Steve recently converted to HDTV and canceled his Dish Network subscription, helped by their incompetent telesales staff. His letter to us, after the jump, contains a good nougat for consumers looking to switch to HDTV. If your service provider asks you to spend a lot of money to switch to HDTV, do some comparison shopping. You likely will find another company willing to lease you the equipment with no upfront costs, installation fees, or Chinese water torture…
- “I was a customer of Dish for over 8 years, and recently upgraded to a HDTV. I have owned their highest priced channel package, as well as a few movie packages, and have had a DVR of theirs (multiple ones) since they started offering them. The 480i feed for the regular service looked horrible on my new DLP unit, so I called looking to upgrade to the HD DVR. I was very excited to start watching crystal clear content, and was expecting some sort of fee to start leasing the new equipment. They told me that because I was a already a customer, they would not lease me the unit (?!!) but that I could buy it for $800 (which does not include the over-the-air antenna to receive local HD content or any installation fees) if I could find it at one of their retailers (they said they don’t sell units themselves).
At that point, I called my local cable company, who told me that they would lease me an HD DVR unit for no down payment and no installation fee, which included local HD content with no extra equipment. So I called Dish back to cancel my service, was put on hold for a while, and then was told that since I was a (I forget the exact term they used, but it was something like… ) “power user” because I had been with them for over 8 years, that they would be willing to let me buy the $800 HD DRV that they had just told me five minutes before that they wouldn’t lease or sell to me, for a mere $250 but that I had to act right then because the offer was only good for that phone call (the
first rep I talked to also said that they were going to discontinue that particular model in a few months, and that I could check back when the new model came out to see if they would be willing to lease me the new unit at that time). I wasn’t really interested in buying a soon-to-be outdated model for that price, and I have had 4 Dish DVRs

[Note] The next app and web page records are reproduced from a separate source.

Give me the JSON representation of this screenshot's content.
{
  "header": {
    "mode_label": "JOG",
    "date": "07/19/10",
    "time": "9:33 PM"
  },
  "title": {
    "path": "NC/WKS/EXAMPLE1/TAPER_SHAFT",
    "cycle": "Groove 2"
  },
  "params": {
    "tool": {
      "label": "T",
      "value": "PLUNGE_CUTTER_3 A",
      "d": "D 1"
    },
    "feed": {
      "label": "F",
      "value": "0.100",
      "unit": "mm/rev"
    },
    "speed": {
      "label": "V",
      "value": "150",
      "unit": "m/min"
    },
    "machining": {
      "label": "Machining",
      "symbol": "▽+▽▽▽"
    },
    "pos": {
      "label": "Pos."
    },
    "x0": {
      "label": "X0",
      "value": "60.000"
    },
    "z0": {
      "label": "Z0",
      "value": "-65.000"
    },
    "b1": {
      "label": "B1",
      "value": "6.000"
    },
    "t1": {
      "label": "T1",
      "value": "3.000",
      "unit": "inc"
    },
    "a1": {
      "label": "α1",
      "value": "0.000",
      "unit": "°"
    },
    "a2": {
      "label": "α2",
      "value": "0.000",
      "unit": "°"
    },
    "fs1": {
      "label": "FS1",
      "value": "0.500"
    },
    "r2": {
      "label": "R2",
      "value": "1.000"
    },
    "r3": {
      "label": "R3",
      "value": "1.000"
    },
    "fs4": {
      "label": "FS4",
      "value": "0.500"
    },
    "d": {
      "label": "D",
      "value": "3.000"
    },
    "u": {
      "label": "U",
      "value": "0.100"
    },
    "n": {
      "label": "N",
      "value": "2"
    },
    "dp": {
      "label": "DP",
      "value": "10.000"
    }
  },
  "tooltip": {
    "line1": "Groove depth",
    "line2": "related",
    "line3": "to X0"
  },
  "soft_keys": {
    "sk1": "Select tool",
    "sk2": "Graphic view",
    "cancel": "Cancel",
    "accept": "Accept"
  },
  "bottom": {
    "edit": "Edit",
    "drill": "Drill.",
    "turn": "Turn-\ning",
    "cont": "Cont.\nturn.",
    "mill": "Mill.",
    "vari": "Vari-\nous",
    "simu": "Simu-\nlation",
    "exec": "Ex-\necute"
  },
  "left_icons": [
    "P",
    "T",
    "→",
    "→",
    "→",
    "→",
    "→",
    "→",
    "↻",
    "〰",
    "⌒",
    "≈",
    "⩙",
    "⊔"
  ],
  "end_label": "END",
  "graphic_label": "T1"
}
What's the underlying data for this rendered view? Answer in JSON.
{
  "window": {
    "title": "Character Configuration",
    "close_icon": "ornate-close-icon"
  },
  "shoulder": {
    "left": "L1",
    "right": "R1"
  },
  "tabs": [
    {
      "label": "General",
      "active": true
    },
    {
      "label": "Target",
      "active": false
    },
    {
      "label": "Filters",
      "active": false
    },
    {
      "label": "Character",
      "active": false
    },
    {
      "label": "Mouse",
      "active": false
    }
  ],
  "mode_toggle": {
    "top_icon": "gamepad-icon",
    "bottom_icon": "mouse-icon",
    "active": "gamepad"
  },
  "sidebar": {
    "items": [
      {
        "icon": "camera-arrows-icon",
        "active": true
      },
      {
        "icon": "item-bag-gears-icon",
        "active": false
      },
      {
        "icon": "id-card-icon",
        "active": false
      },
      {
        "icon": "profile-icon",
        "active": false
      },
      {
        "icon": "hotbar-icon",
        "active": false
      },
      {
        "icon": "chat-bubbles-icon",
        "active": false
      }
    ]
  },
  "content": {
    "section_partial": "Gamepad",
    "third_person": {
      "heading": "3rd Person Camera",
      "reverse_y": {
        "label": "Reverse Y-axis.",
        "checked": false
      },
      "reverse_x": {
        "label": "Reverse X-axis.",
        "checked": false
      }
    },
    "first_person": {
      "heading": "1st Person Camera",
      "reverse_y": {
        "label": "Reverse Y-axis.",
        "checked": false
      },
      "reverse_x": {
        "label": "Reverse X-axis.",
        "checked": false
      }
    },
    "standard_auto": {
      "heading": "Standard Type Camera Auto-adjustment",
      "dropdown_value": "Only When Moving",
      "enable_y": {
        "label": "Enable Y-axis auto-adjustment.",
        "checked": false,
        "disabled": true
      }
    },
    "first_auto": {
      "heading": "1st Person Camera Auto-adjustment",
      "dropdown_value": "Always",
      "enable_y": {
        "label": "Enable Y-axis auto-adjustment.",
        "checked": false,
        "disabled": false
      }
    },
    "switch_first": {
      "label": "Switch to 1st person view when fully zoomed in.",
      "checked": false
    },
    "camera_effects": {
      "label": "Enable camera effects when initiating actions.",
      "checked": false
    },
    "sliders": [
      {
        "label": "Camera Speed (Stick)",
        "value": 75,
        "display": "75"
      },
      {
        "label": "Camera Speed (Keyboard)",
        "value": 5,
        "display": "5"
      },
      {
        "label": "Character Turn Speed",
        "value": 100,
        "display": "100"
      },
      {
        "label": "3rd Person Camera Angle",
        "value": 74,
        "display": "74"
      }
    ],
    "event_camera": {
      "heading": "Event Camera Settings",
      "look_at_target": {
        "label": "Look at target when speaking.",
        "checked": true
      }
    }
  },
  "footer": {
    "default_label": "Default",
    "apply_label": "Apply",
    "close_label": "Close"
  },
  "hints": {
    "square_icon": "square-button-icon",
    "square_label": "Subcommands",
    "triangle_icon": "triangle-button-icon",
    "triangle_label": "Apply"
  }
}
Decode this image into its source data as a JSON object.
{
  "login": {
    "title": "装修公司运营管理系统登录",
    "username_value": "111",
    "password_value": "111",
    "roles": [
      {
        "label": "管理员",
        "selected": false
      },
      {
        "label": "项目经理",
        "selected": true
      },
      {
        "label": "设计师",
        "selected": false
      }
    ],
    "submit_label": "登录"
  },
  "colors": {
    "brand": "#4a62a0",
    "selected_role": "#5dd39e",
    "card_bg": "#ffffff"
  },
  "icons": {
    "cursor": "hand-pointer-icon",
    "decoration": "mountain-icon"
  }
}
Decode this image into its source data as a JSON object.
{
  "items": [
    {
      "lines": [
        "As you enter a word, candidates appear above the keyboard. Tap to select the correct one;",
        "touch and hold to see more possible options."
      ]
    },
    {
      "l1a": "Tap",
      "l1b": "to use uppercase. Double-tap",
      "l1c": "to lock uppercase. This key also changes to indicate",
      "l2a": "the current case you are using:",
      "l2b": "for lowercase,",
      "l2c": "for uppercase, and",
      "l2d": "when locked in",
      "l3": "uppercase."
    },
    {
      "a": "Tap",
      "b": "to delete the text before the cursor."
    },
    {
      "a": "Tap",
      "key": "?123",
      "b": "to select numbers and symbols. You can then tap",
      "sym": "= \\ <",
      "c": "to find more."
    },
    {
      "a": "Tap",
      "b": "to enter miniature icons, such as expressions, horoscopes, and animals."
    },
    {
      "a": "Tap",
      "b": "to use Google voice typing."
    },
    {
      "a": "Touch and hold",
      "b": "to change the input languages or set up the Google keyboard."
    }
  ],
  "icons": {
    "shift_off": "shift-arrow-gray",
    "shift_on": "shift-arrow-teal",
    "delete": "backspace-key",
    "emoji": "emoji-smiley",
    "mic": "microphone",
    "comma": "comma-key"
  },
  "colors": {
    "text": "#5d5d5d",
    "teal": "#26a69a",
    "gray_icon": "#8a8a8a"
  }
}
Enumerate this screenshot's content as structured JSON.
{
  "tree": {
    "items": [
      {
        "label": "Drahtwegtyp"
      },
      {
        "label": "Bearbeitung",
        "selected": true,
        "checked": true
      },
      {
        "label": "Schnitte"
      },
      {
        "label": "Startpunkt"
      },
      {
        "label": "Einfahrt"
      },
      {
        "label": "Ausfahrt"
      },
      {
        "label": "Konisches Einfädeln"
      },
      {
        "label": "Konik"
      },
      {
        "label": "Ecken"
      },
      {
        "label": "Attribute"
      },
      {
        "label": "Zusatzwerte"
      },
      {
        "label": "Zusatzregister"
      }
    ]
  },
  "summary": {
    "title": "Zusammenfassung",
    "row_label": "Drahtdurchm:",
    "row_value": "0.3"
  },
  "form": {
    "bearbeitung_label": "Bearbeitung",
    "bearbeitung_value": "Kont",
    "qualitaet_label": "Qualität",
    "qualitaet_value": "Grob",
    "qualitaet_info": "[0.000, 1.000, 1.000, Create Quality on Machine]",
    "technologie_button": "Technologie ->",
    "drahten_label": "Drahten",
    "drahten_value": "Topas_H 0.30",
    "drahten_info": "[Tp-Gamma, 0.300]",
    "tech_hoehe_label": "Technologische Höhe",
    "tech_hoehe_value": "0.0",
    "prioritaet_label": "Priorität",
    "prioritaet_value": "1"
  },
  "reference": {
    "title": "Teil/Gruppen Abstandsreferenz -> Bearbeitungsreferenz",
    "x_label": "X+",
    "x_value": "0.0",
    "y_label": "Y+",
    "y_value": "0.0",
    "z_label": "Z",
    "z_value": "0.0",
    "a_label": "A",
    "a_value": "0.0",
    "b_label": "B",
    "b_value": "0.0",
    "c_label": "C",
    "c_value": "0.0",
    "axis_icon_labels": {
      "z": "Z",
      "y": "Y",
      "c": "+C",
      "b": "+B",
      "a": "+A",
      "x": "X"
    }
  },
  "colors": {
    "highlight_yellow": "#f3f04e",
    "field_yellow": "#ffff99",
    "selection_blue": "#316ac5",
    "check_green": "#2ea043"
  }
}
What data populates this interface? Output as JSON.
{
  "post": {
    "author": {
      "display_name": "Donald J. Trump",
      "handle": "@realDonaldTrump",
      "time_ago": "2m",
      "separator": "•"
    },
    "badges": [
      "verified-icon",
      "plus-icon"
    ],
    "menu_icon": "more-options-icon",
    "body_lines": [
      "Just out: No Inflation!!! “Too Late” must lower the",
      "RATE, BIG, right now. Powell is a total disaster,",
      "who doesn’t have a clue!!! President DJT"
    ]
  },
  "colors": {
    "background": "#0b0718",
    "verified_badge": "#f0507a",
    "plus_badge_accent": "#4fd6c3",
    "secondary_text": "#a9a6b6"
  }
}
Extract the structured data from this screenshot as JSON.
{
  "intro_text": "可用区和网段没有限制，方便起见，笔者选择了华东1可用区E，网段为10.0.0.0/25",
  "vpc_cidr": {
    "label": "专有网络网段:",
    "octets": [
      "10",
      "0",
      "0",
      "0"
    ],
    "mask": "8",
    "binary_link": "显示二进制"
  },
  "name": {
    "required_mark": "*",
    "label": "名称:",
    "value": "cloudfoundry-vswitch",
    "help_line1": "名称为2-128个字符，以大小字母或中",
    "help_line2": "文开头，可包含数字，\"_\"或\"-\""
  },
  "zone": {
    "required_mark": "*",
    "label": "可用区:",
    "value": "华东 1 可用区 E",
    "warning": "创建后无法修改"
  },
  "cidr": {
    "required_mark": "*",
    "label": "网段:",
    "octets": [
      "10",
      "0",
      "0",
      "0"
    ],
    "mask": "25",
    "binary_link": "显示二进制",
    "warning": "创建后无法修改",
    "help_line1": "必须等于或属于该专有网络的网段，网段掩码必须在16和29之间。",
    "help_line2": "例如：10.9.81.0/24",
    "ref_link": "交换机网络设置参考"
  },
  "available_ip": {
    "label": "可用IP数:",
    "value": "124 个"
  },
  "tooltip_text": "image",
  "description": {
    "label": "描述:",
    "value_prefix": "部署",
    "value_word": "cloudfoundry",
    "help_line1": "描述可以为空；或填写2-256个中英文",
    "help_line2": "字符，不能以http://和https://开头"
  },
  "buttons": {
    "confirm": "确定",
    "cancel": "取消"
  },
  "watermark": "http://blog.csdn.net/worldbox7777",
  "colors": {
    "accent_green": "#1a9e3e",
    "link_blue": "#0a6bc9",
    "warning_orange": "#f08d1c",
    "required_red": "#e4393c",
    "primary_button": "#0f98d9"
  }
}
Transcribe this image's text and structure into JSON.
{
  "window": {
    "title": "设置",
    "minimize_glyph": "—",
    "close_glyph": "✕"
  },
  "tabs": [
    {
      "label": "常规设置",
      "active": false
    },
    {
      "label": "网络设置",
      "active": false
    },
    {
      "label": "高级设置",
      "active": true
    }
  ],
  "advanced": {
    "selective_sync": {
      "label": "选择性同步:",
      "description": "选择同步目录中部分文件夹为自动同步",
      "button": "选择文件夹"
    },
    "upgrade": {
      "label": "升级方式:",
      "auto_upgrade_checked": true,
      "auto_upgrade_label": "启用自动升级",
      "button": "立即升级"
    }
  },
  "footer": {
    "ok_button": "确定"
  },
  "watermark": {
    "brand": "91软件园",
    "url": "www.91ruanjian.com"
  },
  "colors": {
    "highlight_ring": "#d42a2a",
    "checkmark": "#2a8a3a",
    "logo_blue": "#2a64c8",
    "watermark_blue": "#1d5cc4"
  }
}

die on me in the past that I’ve had to replace, and the ones that I “own” always cost more to replace – the one perk of leasing is that they are obligated to replace the unit when it breaks – so I told them I wasn’t interested and cancelled anyway.
I was a loyal customer, but telling your customers that “since you already use us, we will not give you the same treatment as we do new customers” is just stupid and serves to drive off your loyal customers.
Every time some rep says something like that to me, all I hear is “we don’t want your money anymore, please see our numerous competitors who do. thank you, and don’t come again.”
Sounds like Steve got stuck with a very green Dish sales rep. Dish’s loss for poor training.